“We’re going to have to keep a certain amount of our fossil fuels as we transition—until the next energy source,” said IVP Baca. “And we don’t know what that’s going to look like in 20 years. As energy changes and needs change, we’re going to be able to transition into that.”
While the technology is still costly, data on CCUS demonstrate that carbon capture technology will significantly reduce CO2 emissions while putting excess CO2 back in the ground, aiding in enhanced oil recovery. But positive change that both maintains a middle-class standard of living and cleans up the environment won’t happen unless extremists drop the political hot potato.
According to AD-CSO/Canada Cory Channon, who is also International Director of Climate Change Policy Solutions, it’s time to get people working on climate change mitigation to stop the rhetoric and political pandering and look at the facts: Fossil fuels power the nation—not just to fuel homes but to power the manufacturing of many of the goods and services that make life possible. In addition, as nations moves further into “green” technology, climate extremists don’t want to admit that fossil fuels are needed to build it.
As Jansen said, the U.S. needs comprehensive policy that’s balanced as the nation heads into a clean energy future.

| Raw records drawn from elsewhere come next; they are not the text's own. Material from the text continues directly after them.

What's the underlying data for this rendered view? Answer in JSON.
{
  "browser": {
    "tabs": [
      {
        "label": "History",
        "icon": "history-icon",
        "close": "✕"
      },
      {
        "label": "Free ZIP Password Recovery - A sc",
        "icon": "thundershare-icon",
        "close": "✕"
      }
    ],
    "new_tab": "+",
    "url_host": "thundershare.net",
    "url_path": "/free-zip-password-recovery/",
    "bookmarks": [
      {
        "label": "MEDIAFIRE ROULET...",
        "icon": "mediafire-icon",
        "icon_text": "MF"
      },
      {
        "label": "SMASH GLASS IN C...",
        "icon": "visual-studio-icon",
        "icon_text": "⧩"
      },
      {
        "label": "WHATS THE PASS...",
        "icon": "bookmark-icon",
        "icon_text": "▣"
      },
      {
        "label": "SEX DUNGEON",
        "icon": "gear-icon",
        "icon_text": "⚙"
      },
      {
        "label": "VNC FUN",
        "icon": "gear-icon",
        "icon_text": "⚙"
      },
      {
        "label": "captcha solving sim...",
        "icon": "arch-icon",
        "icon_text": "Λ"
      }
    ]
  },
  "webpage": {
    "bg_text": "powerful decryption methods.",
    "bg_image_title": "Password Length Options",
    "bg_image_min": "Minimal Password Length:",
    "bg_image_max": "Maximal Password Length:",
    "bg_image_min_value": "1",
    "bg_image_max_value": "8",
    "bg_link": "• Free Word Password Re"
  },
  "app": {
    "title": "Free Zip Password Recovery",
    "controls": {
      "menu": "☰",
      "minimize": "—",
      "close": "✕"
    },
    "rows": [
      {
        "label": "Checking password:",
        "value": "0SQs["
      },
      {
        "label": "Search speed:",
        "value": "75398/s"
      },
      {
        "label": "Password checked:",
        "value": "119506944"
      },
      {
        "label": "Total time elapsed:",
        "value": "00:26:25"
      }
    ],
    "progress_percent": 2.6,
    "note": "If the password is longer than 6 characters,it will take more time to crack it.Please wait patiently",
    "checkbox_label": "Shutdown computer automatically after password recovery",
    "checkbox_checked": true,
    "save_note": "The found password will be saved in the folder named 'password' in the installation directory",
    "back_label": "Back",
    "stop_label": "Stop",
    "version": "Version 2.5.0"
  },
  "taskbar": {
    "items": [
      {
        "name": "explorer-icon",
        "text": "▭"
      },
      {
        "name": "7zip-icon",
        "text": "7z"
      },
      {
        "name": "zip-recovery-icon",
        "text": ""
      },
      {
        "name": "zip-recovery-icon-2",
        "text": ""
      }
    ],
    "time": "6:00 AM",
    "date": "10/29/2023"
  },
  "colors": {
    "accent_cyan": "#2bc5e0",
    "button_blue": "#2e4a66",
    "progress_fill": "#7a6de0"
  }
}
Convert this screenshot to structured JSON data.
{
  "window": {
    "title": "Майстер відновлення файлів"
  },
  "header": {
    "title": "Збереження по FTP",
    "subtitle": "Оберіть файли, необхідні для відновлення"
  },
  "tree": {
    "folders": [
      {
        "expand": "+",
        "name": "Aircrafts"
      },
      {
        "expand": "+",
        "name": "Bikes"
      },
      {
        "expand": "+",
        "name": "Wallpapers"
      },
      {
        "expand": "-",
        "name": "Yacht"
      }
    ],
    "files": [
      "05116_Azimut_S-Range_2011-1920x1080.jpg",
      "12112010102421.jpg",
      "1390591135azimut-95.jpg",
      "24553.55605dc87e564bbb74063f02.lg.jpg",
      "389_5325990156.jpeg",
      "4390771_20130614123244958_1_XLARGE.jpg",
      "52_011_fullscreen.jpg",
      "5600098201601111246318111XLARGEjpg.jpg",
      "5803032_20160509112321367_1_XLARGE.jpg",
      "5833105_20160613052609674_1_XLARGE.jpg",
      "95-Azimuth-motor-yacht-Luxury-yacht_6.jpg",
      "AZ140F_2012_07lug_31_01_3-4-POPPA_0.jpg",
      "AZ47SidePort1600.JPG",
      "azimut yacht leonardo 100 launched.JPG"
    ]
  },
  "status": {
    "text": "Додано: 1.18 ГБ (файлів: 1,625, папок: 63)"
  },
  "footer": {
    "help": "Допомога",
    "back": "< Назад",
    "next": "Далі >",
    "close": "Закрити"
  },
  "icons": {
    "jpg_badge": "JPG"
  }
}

“It’s concerning to me that people forget it takes lithium to make a battery,” he said. “Or what happens to the solar panels when they wear out. I don’t think it’s a well-informed way to progress into the future. There needs to be a balance in all of the above.”
As a Boilermaker who has carefully studied energy needs, climate change and solutions over the past years, Channon understands the need to clean up the environment and mitigate the effects of climate change across the globe. He also knows it can’t happen without a bridge of fossil fuels.
“The narrative that’s been created, that we’ve been led to believe, is that hydro, wind and solar are green and will live forever. That’s wrong. You’ve been misled,” Channon said. “We’re out there promoting a solution—carbon capture. Through that we preserve well-paid, meaningful jobs and increase job opportunities while we are mitigating greenhouse gas emissions.”
Pollution Control Terms
This method involves long, narrow bags suspended in a large enclosure. Fans blow the particulates upward, and they’re trapped inside the bag.
These can remove gasses, mists and solids simultaneously. They’re used to remove particles and gases from industrial exhaust streams as they pass through the duct network.
These remove particles from gas streams using an electricity to charge particles, which then attach to collector plates carrying an opposite charge.
Carbon Capture Use and Storage
This method captures carbon dioxide emissions then stores it deep in the ground. It can also be used for enhanced oil recovery and manufacturing of products.
Editor’s Note: This is the first in a series of three articles about energy production and climate change mitigation. Watch for an article in the Fall issue of The Boilermaker Reporter outlining the problems with green technologies.